(Note: Our Workout Wednesday series is brought to you by OrthoCarolina who reminds you – don’t forget to warm up and stretch inside before you go out for a winter run.)
I’m trying out a different workout class each week and reporting back for your entertainment every Wednesday. Homegrown fitness concepts all the way up to the big national franchises. Follow along here, browse our fitness archives for more, send class suggestions to email@example.com.
Name: Arrichion Hot Yoga + Circuit Training
Class: Arrichion offers several different class styles. I have taken: Topaz, Krystallos and Bloodstone
Location: 125 Winona Street
Class schedule: see schedule here
Class duration: 45 minutes
Drop-in rate: $20
Monthly membership: $89 monthly auto renew; $135 month-to-month payments; $55/month for students, seniors and first responders
Good for: people looking for a quick, consistent yoga workout; men who think yoga isn’t for men (there are lots of men here)
Bad for: people who are claustrophobic (small, windowless studio), people who don’t like to sweat, Ted Williams because he can’t pronounce the name to save his life
How to dress and what to bring
This is a very hot studio so come prepared to sweat. Moisture-wicking clothes are a good idea. Spandex pants, shorts, sports bras, whatever you’re comfortable in. They prefer that you avoid entering and exiting the studio once class starts. So unlike most other studios where you can run out to refill your water bottle, here you should bring enough water to get you through the class. Also, I forgot a hair band one time and wanted to straight up perish from the earth. If you have long hair, do something with it.
What to expect in class
Each class is different and you can read all 9 descriptions here. Topaz is a beginner-friendly flow, Krystallos is a challenging hot pilates core strengthening class and Bloodstone is their standard hot vinyasa flow class. Major differentiators on the Arrichion schedule are their MMA Yoga (high-intensity yoga with weights and mixed martial arts moves) and Tiger’s Eye (half yoga, half circuit training) classes.
Plan to arrive on time (which means early) and stay quiet during the class. This is the strictest studio I’ve been to regarding cell phones in class (100% banned unless you’re on call), talking in class (don’t do it) and arriving late to class (not allowed). I really respect that.
The classes I went to started with some simple breathing techniques before moving into the flow. For the most part, they teach the left and ride side of each pose in succession rather than string together a long series of poses on the right followed by a long series of poses on the left.

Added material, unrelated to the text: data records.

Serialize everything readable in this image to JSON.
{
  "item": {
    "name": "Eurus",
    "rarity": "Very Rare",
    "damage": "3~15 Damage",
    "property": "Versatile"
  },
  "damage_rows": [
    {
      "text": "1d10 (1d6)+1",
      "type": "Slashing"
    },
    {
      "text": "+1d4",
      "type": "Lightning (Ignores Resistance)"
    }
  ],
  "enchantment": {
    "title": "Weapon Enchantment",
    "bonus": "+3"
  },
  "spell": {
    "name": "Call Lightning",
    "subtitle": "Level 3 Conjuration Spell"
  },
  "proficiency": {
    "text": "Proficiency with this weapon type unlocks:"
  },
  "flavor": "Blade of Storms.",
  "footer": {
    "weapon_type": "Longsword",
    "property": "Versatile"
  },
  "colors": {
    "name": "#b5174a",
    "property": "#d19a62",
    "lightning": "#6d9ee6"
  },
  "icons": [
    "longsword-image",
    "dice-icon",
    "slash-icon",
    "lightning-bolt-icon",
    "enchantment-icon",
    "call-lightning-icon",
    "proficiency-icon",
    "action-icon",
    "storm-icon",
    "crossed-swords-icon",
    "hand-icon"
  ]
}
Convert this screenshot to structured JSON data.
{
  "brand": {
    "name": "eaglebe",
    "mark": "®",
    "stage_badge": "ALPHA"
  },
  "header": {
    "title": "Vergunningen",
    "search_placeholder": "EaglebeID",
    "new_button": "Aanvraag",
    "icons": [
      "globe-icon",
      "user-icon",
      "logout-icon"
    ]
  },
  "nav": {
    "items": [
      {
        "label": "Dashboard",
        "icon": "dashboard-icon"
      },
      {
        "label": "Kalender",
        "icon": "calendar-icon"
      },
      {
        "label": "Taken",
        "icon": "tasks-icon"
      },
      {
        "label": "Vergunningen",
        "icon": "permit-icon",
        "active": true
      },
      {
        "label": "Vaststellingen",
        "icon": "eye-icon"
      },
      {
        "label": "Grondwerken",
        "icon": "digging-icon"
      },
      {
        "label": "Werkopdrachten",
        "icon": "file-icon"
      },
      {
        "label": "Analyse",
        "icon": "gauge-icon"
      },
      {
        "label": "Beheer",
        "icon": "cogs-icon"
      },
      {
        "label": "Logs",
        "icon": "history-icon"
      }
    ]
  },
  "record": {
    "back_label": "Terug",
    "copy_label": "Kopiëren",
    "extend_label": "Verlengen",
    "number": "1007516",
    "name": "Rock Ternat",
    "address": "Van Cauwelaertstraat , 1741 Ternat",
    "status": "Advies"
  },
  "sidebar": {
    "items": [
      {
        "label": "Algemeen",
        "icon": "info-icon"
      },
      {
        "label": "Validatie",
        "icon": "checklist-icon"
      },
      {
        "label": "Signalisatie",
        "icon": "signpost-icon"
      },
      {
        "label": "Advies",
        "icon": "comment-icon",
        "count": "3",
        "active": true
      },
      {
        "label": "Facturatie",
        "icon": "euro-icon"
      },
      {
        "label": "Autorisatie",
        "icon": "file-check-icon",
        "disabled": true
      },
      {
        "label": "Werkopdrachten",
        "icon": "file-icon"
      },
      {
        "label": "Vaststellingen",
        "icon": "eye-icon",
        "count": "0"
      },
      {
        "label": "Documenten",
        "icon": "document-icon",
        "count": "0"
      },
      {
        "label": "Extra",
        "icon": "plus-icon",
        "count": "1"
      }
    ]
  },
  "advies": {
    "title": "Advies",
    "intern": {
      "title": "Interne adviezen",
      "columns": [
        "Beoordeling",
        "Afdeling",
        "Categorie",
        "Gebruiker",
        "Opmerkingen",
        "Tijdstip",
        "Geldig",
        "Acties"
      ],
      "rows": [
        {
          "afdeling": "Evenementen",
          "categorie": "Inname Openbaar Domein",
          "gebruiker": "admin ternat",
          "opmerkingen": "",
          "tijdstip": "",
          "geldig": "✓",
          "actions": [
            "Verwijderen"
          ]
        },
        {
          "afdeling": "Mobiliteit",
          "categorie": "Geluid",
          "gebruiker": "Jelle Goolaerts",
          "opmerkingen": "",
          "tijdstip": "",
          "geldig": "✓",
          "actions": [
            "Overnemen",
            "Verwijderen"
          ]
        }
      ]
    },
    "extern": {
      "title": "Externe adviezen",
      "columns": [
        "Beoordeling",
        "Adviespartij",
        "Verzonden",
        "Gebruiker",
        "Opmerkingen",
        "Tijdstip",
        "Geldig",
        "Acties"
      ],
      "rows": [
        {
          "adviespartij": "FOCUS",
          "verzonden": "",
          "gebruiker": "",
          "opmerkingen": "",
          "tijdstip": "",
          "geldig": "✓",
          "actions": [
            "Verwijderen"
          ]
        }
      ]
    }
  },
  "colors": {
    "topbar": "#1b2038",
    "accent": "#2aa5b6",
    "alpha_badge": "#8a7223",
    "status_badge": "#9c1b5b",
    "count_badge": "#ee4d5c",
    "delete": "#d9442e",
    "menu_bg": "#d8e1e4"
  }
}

Class ends with an optional savasana (final rest), which is unique in that most studios make savasana a strongly encouraged requirement for class.
Where you’ll feel it the next day
This will depend on your yoga experience. If you’re new to the practice, you might feel it in your shoulders (from downward facing dog) and quads (from lots of warrior lunges). Personally, I definitely felt it in my core after the Krystallos pilates class.
Locker room situation
There are men’s and women’s locker rooms with cubbies for storage and separate unisex restrooms. Personal belongings aren’t allowed inside the studio so leave them in a cubby or in your car.
I have a lot of respect for what brother-sister duo Clay and Quinn Reynolds have built at Arrichion and replicated in three cities (Charlotte, Durham and Raleigh). Their studio runs like clockwork and their classes follow prescribed, franchise-able formulas that ensure a consistent client experience. I also really like that they’ve set clear ground rules and expectations for clients and that their clients respect those rules.
Fun fact: They hand out colored bands when you hit different attendance milestones. I noticed that people keep them stacked up on their water bottles. Nice touch.
The workout itself is challenging, accessible to all levels and very hot. If you’re not into heat, this is just not your studio.
I didn’t really pay attention to class descriptions on my first visit and so I didn’t realize I was in Topaz, the beginner class. I appreciate it as a very accessible class for beginners and think it’s an important inclusion on the schedule, but if you’re more advanced and looking for a traditional flow, find another class time. Krystallos, the hot pilates class, was very unique for me and challenged muscles I didn’t know existed.
As far as class duration goes, I’ve practiced in and taught hot yoga classes up to 90 minutes so at the end of 45 here at Arrichion, I felt myself craving a bit more. Overall, they’ve got a great thing going, a very activated, loyal following and probably the best yoga pricing around.